[Source data]

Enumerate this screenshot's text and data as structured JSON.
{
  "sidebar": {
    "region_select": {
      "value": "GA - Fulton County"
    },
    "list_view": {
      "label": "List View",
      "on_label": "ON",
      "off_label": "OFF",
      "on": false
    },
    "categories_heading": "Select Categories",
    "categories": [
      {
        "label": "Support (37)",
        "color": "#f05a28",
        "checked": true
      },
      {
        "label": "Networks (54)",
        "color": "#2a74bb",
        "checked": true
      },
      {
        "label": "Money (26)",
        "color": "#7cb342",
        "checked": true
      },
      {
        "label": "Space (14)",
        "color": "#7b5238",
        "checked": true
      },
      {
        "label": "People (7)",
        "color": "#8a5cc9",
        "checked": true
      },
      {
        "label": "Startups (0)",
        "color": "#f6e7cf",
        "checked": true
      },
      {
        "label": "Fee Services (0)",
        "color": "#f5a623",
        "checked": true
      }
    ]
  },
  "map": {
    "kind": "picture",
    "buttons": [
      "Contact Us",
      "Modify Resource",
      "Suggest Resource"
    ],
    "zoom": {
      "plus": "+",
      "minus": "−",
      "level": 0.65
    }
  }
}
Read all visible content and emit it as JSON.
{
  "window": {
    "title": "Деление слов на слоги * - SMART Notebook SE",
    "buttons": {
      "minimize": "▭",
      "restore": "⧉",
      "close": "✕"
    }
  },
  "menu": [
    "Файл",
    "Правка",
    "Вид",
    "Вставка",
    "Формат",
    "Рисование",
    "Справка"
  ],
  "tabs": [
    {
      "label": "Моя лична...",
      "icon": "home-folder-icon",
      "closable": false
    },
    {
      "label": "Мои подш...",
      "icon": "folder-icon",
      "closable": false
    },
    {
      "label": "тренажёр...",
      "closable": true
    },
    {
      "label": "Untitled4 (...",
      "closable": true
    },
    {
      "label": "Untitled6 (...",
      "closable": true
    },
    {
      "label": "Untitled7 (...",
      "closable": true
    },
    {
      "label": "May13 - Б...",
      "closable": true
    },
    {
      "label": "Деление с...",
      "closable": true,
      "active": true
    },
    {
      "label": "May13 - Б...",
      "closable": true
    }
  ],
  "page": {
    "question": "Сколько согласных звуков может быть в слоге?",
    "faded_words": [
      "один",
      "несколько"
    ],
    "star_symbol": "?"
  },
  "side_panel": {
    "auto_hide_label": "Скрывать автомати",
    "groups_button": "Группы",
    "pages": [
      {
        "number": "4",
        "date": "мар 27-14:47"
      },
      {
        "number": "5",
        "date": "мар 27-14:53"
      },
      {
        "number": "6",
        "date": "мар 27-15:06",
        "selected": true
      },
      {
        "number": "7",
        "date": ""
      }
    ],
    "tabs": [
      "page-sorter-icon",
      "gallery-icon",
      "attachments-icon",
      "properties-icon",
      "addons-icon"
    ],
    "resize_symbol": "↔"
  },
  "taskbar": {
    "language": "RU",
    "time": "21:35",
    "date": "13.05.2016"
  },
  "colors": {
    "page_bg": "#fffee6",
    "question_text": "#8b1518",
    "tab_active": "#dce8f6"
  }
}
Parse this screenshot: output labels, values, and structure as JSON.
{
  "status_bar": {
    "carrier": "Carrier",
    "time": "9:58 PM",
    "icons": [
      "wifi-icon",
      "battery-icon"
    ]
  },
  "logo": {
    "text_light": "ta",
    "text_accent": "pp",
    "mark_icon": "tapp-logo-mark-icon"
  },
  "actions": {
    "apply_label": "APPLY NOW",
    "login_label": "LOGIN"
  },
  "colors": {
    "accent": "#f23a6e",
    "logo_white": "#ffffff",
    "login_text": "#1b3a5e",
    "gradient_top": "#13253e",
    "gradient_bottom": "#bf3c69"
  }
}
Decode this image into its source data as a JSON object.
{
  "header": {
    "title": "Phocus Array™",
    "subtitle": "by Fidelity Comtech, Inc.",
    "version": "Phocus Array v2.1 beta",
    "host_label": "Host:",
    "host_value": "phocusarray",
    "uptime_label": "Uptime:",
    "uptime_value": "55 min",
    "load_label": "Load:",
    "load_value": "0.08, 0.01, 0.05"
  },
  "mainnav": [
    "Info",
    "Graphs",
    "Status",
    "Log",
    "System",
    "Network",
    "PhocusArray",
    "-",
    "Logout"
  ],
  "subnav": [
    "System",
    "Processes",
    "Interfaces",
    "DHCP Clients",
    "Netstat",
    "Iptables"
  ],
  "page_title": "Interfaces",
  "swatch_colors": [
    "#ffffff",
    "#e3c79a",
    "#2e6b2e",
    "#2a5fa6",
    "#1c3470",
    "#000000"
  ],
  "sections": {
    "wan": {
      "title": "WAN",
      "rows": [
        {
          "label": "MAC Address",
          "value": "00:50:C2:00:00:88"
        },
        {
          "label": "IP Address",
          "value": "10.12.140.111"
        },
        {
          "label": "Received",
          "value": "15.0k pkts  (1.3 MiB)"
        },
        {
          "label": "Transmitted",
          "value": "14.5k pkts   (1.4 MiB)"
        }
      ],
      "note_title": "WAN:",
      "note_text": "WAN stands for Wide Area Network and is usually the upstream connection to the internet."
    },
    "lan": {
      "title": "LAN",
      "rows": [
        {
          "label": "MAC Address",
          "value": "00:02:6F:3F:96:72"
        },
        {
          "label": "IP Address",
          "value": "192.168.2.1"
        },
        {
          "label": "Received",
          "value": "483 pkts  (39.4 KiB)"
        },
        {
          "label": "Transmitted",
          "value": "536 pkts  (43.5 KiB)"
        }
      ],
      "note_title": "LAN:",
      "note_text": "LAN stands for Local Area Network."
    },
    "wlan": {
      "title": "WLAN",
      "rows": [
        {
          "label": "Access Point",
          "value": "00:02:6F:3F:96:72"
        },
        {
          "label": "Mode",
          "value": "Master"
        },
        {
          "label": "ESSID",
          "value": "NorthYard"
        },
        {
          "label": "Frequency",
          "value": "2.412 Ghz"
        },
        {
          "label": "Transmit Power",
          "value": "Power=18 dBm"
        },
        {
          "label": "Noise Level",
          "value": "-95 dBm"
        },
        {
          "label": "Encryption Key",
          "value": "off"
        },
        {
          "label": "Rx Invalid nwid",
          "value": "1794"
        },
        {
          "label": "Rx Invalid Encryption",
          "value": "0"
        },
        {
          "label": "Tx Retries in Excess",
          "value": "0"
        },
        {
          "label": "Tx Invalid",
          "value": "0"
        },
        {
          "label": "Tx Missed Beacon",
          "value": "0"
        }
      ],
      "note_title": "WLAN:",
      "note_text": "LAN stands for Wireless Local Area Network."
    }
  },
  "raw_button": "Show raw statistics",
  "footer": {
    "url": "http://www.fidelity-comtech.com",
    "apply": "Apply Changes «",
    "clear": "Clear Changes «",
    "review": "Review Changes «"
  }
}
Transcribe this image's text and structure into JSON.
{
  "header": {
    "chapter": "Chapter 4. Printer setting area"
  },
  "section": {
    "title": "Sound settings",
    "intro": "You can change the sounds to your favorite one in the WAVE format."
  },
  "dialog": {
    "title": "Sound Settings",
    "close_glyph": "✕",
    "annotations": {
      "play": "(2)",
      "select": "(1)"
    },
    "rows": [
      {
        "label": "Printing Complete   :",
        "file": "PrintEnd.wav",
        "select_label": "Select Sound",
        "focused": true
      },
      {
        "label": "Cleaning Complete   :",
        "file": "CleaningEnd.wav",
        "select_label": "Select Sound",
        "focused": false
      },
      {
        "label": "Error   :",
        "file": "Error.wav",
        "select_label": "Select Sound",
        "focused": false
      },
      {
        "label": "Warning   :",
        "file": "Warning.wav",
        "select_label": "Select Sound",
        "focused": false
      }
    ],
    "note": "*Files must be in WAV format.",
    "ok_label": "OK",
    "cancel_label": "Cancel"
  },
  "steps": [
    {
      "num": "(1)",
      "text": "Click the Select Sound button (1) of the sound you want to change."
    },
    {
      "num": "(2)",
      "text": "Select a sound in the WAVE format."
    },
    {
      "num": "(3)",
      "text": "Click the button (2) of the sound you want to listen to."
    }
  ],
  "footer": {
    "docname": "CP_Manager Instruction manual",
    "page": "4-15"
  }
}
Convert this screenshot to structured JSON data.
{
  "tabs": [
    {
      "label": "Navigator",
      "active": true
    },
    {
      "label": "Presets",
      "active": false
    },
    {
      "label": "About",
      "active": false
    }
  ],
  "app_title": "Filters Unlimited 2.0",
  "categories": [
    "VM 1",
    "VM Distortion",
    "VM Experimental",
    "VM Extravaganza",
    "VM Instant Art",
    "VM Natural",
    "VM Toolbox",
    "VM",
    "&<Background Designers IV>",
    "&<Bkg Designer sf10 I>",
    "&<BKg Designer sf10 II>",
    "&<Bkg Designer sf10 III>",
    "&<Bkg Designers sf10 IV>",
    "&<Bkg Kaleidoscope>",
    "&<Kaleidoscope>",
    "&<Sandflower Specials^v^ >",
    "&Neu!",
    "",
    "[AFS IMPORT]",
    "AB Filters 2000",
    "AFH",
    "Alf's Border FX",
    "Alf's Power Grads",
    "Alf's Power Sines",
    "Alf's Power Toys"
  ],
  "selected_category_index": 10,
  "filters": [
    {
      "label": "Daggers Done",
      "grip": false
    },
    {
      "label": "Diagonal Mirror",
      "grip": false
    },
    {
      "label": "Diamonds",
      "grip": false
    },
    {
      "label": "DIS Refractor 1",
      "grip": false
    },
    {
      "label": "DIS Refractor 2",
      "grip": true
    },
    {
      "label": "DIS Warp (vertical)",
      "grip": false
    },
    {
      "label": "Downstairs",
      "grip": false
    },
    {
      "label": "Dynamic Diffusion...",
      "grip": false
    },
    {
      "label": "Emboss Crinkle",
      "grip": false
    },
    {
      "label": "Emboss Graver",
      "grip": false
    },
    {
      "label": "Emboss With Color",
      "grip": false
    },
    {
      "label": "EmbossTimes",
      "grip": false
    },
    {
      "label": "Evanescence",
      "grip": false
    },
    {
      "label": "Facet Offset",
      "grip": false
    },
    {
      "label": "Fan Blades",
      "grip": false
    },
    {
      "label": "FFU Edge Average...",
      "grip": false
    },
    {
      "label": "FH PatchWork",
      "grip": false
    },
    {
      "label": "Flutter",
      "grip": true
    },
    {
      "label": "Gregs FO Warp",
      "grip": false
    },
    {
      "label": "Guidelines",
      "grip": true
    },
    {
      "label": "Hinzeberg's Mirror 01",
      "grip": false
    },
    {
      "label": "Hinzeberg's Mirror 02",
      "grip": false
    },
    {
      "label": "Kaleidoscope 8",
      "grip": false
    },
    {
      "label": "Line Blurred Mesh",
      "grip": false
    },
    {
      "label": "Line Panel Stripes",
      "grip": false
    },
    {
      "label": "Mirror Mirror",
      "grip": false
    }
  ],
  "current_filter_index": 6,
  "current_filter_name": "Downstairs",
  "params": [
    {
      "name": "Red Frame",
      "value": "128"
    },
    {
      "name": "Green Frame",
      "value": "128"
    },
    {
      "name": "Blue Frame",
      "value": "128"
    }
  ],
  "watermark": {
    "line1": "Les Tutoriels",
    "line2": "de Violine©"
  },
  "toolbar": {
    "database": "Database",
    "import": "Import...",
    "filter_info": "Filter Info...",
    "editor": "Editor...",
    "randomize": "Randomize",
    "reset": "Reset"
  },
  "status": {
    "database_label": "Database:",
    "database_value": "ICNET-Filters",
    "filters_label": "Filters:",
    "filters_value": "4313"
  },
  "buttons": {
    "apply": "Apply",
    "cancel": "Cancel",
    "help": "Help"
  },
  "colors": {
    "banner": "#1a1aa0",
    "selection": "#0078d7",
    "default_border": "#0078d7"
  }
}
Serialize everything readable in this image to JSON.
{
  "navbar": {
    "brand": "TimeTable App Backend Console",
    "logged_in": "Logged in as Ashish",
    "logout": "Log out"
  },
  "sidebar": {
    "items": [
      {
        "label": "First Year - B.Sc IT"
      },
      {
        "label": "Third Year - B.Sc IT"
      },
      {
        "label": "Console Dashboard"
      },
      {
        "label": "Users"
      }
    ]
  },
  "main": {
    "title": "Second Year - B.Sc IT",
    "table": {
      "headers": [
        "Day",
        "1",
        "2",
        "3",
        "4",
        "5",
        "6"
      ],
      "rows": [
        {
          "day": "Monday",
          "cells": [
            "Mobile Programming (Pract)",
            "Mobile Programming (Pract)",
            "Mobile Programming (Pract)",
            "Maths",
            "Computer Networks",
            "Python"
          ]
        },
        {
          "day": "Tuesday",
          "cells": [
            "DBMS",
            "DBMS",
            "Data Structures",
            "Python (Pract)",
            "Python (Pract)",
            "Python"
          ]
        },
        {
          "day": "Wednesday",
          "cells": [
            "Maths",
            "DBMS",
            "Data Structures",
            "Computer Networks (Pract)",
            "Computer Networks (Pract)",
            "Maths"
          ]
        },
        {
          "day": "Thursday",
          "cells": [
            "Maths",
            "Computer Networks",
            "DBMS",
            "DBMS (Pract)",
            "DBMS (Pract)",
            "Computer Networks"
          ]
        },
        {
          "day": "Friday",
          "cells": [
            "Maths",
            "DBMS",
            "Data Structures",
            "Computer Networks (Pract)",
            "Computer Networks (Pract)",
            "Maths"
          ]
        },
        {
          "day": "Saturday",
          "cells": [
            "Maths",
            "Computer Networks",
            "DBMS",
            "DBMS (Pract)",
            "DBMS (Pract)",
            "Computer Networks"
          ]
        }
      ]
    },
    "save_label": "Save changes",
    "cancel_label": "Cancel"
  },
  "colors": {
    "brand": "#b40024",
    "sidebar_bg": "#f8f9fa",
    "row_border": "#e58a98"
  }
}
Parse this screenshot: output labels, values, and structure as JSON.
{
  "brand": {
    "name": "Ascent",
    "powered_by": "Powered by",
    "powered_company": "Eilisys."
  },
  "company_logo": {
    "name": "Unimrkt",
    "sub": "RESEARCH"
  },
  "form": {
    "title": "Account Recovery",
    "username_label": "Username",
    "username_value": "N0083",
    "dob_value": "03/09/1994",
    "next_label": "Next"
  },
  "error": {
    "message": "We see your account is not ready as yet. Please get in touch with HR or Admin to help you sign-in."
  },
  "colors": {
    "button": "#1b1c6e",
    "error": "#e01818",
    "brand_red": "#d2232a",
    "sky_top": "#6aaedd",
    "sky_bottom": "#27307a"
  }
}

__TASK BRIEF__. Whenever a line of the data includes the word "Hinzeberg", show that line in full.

__WRITTEN SOLUTION__.
      "label": "Hinzeberg's Mirror 01",
      "label": "Hinzeberg's Mirror 02",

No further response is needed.